Nearly sixty years after its publication, J.D. Salinger's The Catcher in the Rye could finally get the green light from Hollywood. Now that the author has died, and because of a potential financial issue due to the taxation of his estate, the rights to the novel could end up for auction to the delight of bidding producers. Yes, those phonies will likely make a lousy movie about Holden Caulfield's taking of Manhattan following his expulsion from boarding school. Despite the fact that it was Salinger's wish for the book to never be adapted to the screen.

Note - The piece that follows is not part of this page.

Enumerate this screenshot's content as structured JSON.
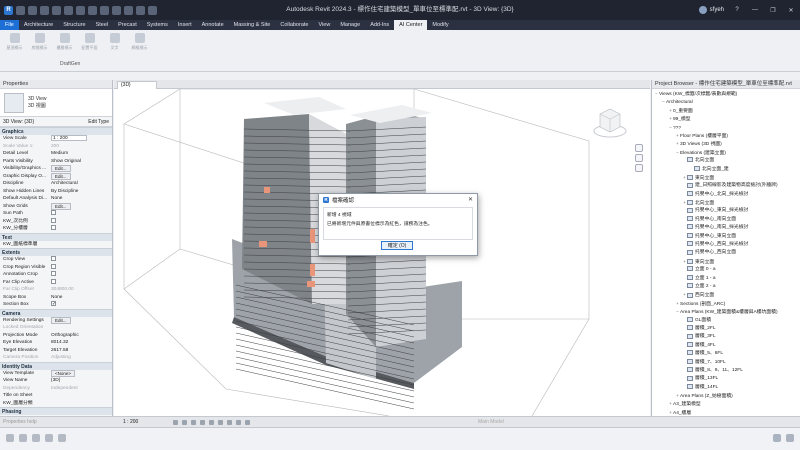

The Telegraph has a story on the possible rights sale that examines past wishes from Hollywood players to make The Catcher in the Rye ever since its publication in 1951. Apparently Marlon Brando was once considered to play Holden, even though he was almost 30 when the novel was written? The article also quotes Salinger from long ago as saying that he somewhat expects a posthumous adaptation, because he figured he wouldn't die rich (that doesn't mean he okayed a film to be made after his death, only that he figured it would happen).

I'm not the biggest Catcher fan, but I've read it a few times and always thought a movie version would be pretty boring. Plus, enough ripoffs and Salinger-inspired films have all but rendered an adaptation of the actual book unnecessary. Never mind that it would also be disrespectful to both the author and the character to bring Holden to life. The film will likely have him breaking the fourth wall to even say how much he hates being in it. If it must be done, though, hopefully all producers are aware that only Wes Anderson will be suitable to direct the lousy thing.